Alain Resnais, director/Optimum

Hiroshima Mon Amour, Alain Resnais’ first feature, remains as mesmerising as ever, with its dialogue between a Young French actress and a Japanese man which reflects Hiroshima’s own attempts to ‘forget the unforgettable’, kick-starting what would become many filmic explorations of memory and forgetting. Exquisitely beautiful, intensely moving if stately in pace, it’s the defining film of modern French cinema. The director’s famously documentary Night and Fog has also been reissued, one of the first documentaries ever made about the Nazi concentration camps.


Lucio Fulci, director/Shameless Screen Entertainment

Whatever your views of Italian genre director Lucio Fulci’s graphic and unsparing shocker, it cannot be denied that it has been accorded deluxe treatment here in this visually striking Blu-ray transfer from the enterprising company Shameless, who are committed to showcasing Italian giallo thrillers in the best possible form.

COAST Blu-ray

Various directors/Acorn Media

The acclaimed BBC2 television series Coast returns to DVD with Coast and Beyond Series Six in a stunning Blu-ray edition to best show off its spectacular aerial film footage. Viewers can explore the shorelines and seas that connect our coastline and discover the outer reaches of this island country, and others. Coast’s intrepid and inquisitive (and it has to be said, sometimes twee) team of presenters led by Nicholas Crane alongside Dick Strawbridge, Mark Horton and Alice Roberts, traverse cliff tops, brave rough seas and lay out for the viewer the history and evolution of life as it is lived along the coast and beyond.

CARMEN Blu-ray

Francesco Rosi, director/Second Sight

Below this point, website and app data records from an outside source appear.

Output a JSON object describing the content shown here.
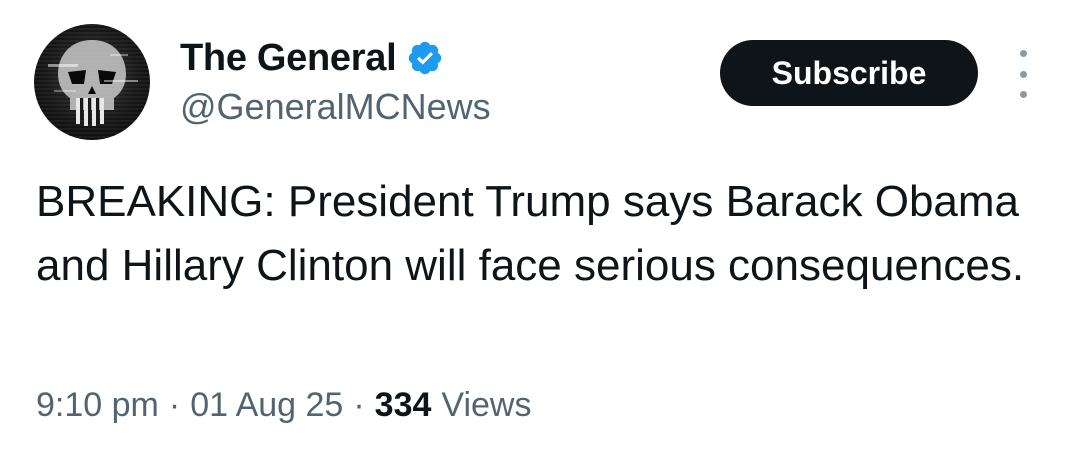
{
  "author": {
    "display_name": "The General",
    "handle": "@GeneralMCNews",
    "verified": true,
    "avatar_icon": "skull-avatar-icon",
    "verified_icon": "verified-badge-icon"
  },
  "actions": {
    "subscribe_label": "Subscribe",
    "more_icon": "more-vertical-icon"
  },
  "tweet": {
    "text": "BREAKING: President Trump says Barack Obama and Hillary Clinton will face serious consequences."
  },
  "meta": {
    "time": "9:10 pm",
    "date": "01 Aug 25",
    "separator": "·",
    "views_count": "334",
    "views_label": "Views"
  },
  "colors": {
    "text_primary": "#0f1419",
    "text_secondary": "#536471",
    "verified_blue": "#1d9bf0",
    "button_bg": "#0f1419",
    "button_text": "#ffffff"
  }
}
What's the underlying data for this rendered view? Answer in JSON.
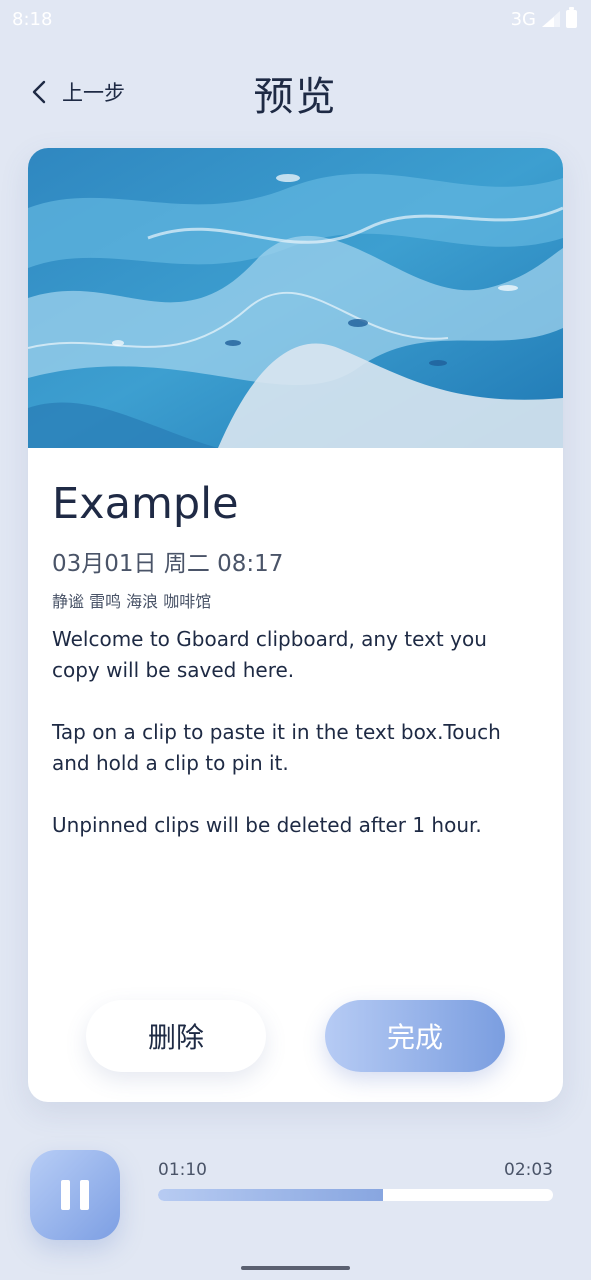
{
  "status_bar": {
    "time": "8:18",
    "network": "3G",
    "icons": [
      "signal-icon",
      "battery-icon"
    ]
  },
  "header": {
    "back_label": "上一步",
    "title": "预览",
    "icons": [
      "chevron-left-icon"
    ]
  },
  "card": {
    "image": "blue-marble-abstract-image",
    "title": "Example",
    "date": "03月01日 周二 08:17",
    "tags": "静谧 雷鸣 海浪 咖啡馆",
    "body": "Welcome to Gboard clipboard, any text you copy will be saved here.\n\nTap on a clip to paste it in the text box.Touch and hold a clip to pin it.\n\nUnpinned clips will be deleted after 1 hour."
  },
  "actions": {
    "delete_label": "删除",
    "done_label": "完成"
  },
  "player": {
    "current_time": "01:10",
    "total_time": "02:03",
    "progress": 0.57,
    "icons": [
      "pause-icon"
    ]
  },
  "colors": {
    "background": "#e1e7f3",
    "accent_start": "#b6cbf4",
    "accent_end": "#7b9ee0",
    "text": "#1e2a44"
  }
}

A cheer for Second Sight Films, who have released this extensively restored edition of Francesco Rosi’s classic Carmen on DVD, but – most spectacularly – on Blu-ray. Bizet’s Carmen is accorder a nigh-definitive reading in Rosi’s, highly-acclaimed version starring legendary tenor Placido Domingo alongside a fiery Julia Migenes and Ruggero Raimondi as Escamillo. The film has been lovingly restored and is presented in a striking package complete with a new ‘making of’ documentary and other special features.


Basil Dearden, director/Optimum

If you’re an admirer of the Ealing supernatural classic Dead of Night (and who isn’t?), you will be intrigued by the studio’s other, hard-to-see venture in this field – far less dark and disturbing than its stablemate, but full of interest for aficionados of vintage British cinema.